Cancer of the anus, not to be confused with rectal cancer, is a cancer that is located in the anal canal. It represents 1-2% of colorectal tumors. It usually appears after the age of 60. It is generally more common in women for in men, the incidence appears to be higher among homosexuals affected by human immunodeficiency virus (HIV). It develops as a result of an infection with the "HPV" virus, transmitted by direct contact, usually during sexual intercourse. Smoking and AIDS are also risk factors.


Symptoms of anal cancer are:
  • rectal bleeding, found at the anal orifice or on toilet paper;
  • the presence of a lump;
  • pain during defecation;
  • bowel movement disorders.


Anal cancer can be detected by rectal examination or anoscopy, examination of the anus using an endoscope to check the extent of the lesion. A biopsy sample from the tumor lesion is taken and will confirm the diagnosis of cancer. If the diagnosis is proven, other tests such as a CT scan or MRI may be necessary to search for the spreading of tumor to other glands or organs.

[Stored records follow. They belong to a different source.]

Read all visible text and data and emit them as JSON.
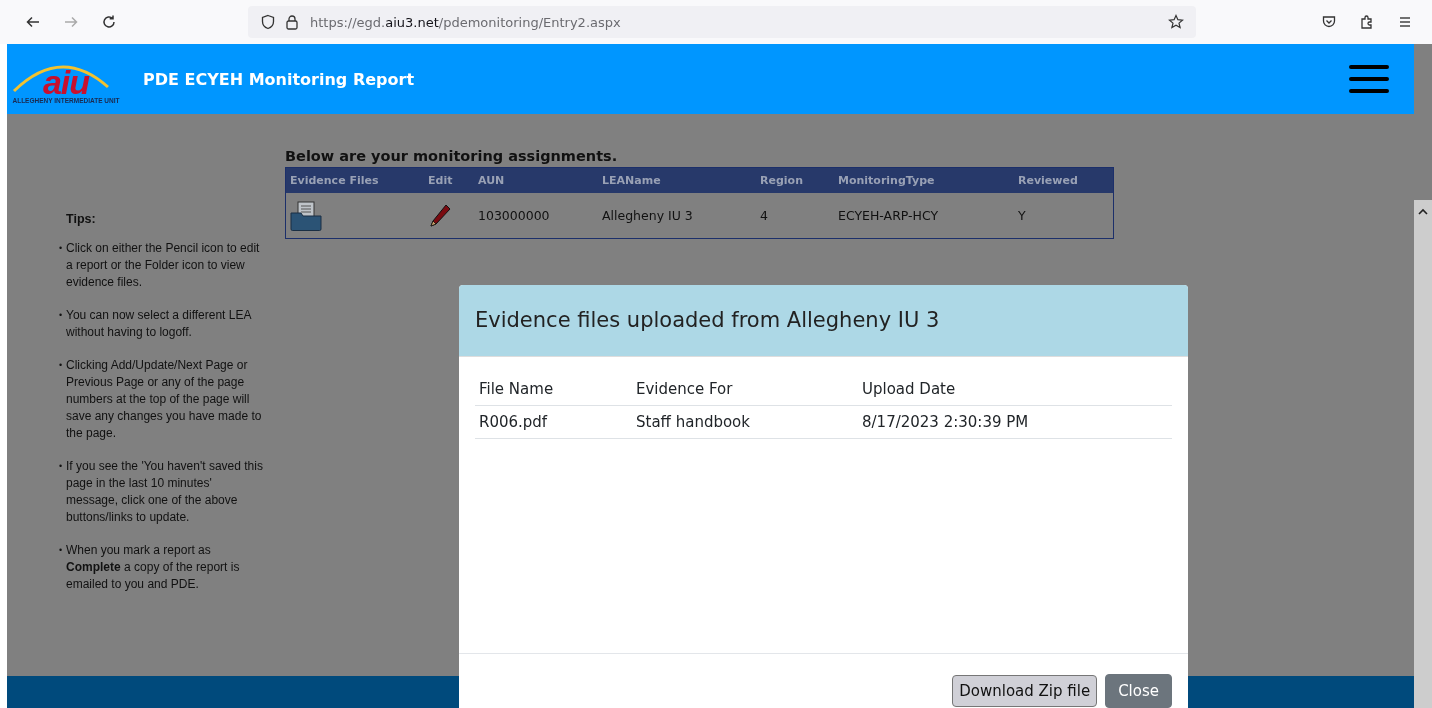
{
  "browser": {
    "url": {
      "prefix": "https://egd.",
      "domain": "aiu3.net",
      "path": "/pdemonitoring/Entry2.aspx"
    },
    "forward_disabled": true
  },
  "header": {
    "logo": {
      "mark": "aiu",
      "caption": "ALLEGHENY INTERMEDIATE UNIT"
    },
    "title": "PDE ECYEH Monitoring Report"
  },
  "tips": {
    "heading": "Tips:",
    "items": [
      {
        "bullet": "•",
        "text": "Click on either the Pencil icon to edit a report or the Folder icon to view evidence files."
      },
      {
        "bullet": "•",
        "text": "You can now select a different LEA without having to logoff."
      },
      {
        "bullet": "•",
        "text": "Clicking Add/Update/Next Page or Previous Page or any of the page numbers at the top of the page will save any changes you have made to the page."
      },
      {
        "bullet": "•",
        "text": "If you see the 'You haven't saved this page in the last 10 minutes' message, click one of the above buttons/links to update."
      },
      {
        "bullet": "•",
        "text": "When you mark a report as **Complete** a copy of the report is emailed to you and PDE."
      }
    ]
  },
  "assignments": {
    "title": "Below are your monitoring assignments.",
    "columns": [
      "Evidence Files",
      "Edit",
      "AUN",
      "LEAName",
      "Region",
      "MonitoringType",
      "Reviewed"
    ],
    "rows": [
      {
        "aun": "103000000",
        "lea_name": "Allegheny IU 3",
        "region": "4",
        "monitoring_type": "ECYEH-ARP-HCY",
        "reviewed": "Y"
      }
    ]
  },
  "modal": {
    "title": "Evidence files uploaded from Allegheny IU 3",
    "columns": [
      "File Name",
      "Evidence For",
      "Upload Date"
    ],
    "rows": [
      [
        "R006.pdf",
        "Staff handbook",
        "8/17/2023 2:30:39 PM"
      ]
    ],
    "buttons": [
      {
        "label": "Download Zip file",
        "kind": "secondary"
      },
      {
        "label": "Close",
        "kind": "dark"
      }
    ]
  }
}
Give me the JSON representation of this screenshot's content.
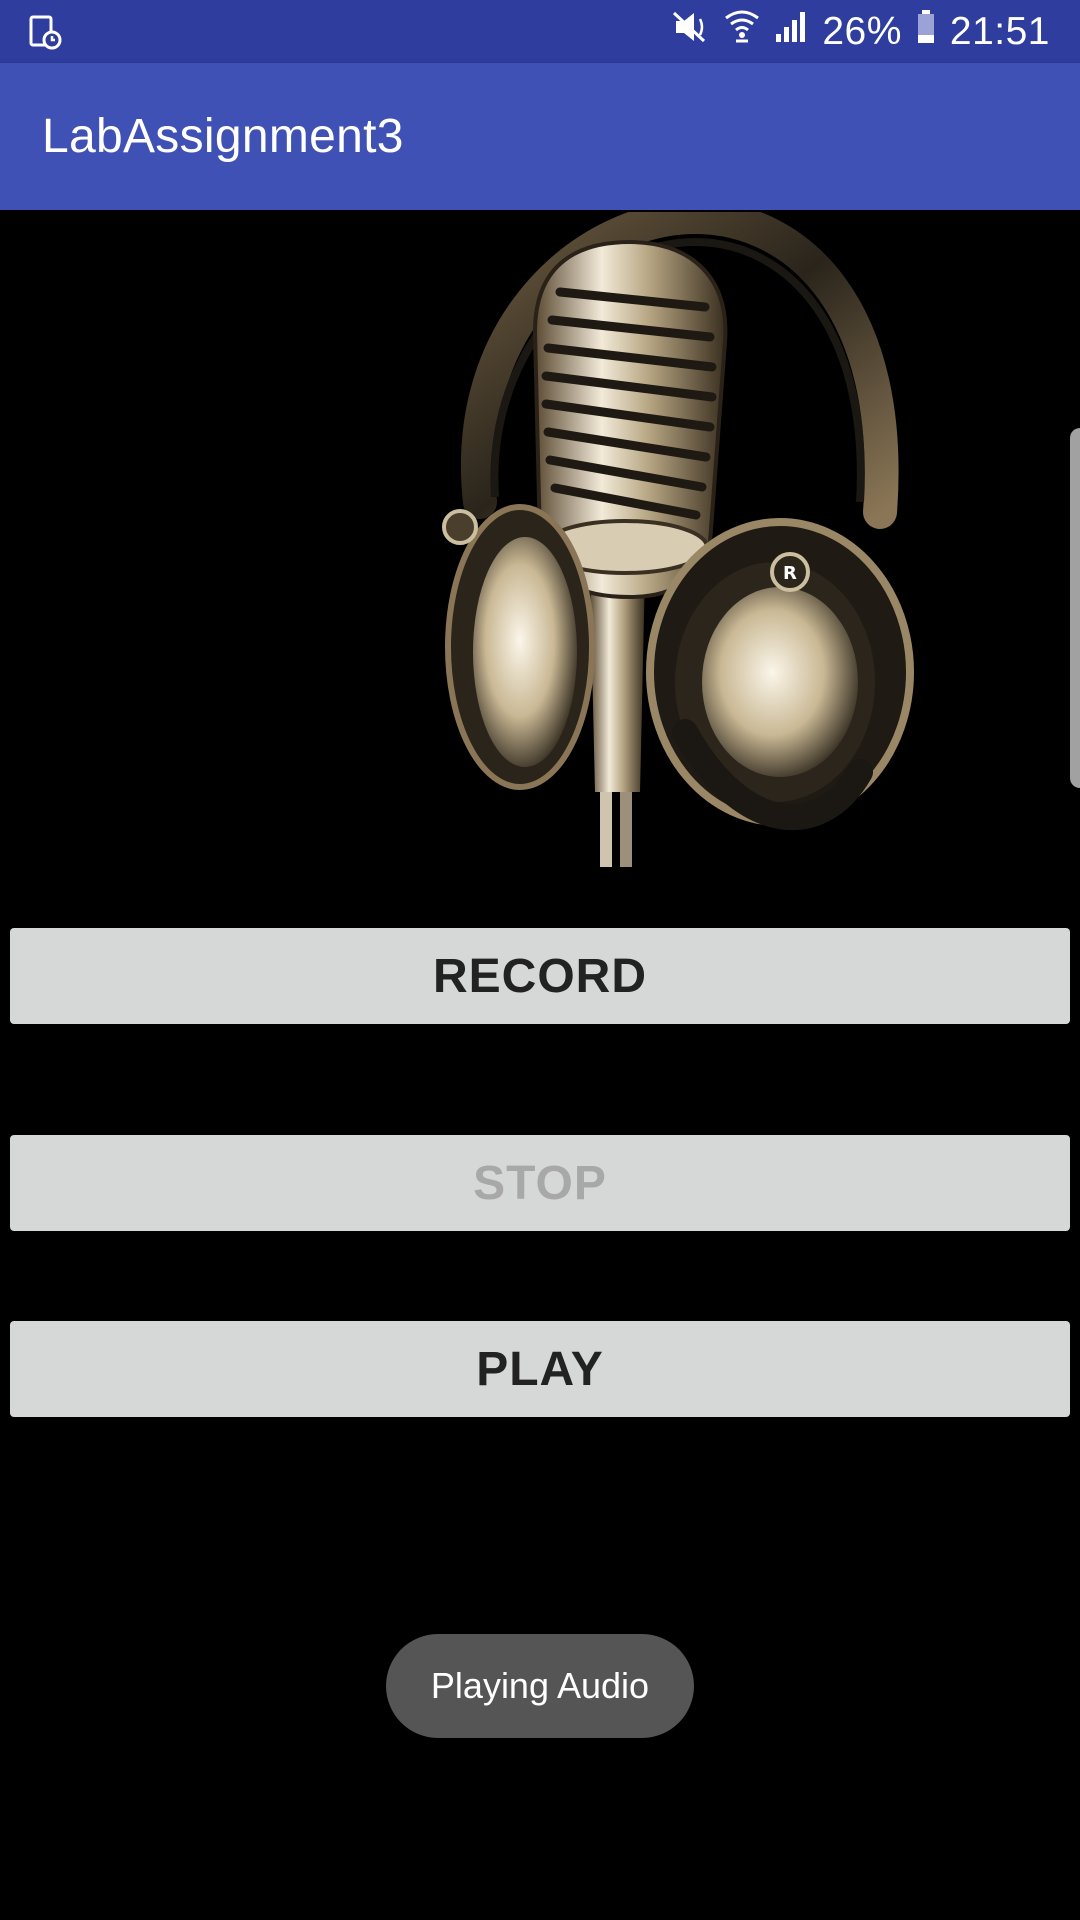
{
  "status_bar": {
    "left_icon": "screen-recorder-icon",
    "icons": [
      "vibrate-mute-icon",
      "wifi-icon",
      "signal-icon",
      "battery-icon"
    ],
    "battery": "26%",
    "time": "21:51",
    "background": "#2f3d9f"
  },
  "app_bar": {
    "title": "LabAssignment3",
    "background": "#3f51b5"
  },
  "hero_image": {
    "icon": "microphone-headphones-image"
  },
  "buttons": {
    "record": "RECORD",
    "stop": "STOP",
    "play": "PLAY"
  },
  "button_states": {
    "record_enabled": true,
    "stop_enabled": false,
    "play_enabled": true
  },
  "toast": {
    "message": "Playing Audio"
  }
}
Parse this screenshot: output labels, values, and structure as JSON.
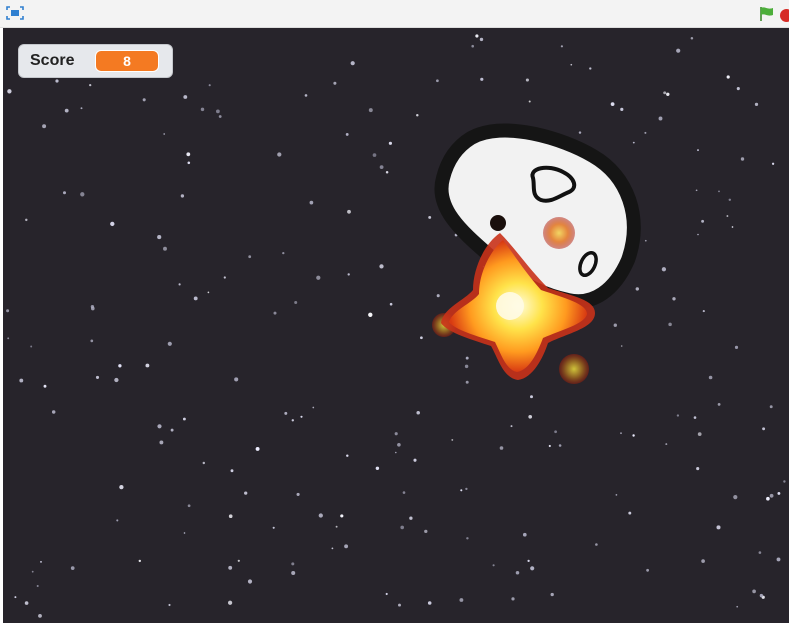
{
  "toolbar": {
    "fullscreen_icon": "fullscreen-icon",
    "green_flag_icon": "green-flag-icon",
    "stop_icon": "stop-sign-icon",
    "colors": {
      "flag": "#4cae3a",
      "stop": "#d62b25",
      "fullscreen": "#2f7fd0"
    }
  },
  "stage": {
    "background_color": "#27242b",
    "sprites": [
      "asteroid",
      "explosion"
    ]
  },
  "score_monitor": {
    "label": "Score",
    "value": "8",
    "value_color": "#f47a22"
  }
}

Radiotherapy and chemotherapy are often used, depending on the size of the tumor and its location. Radiotherapy reduces the risk of local recurrence, facilitates the removal of the tumor via surgery if needed and relieves symptoms. In addition, chemotherapy, used before or after surgery, reduces the risk of recurrence more extensively.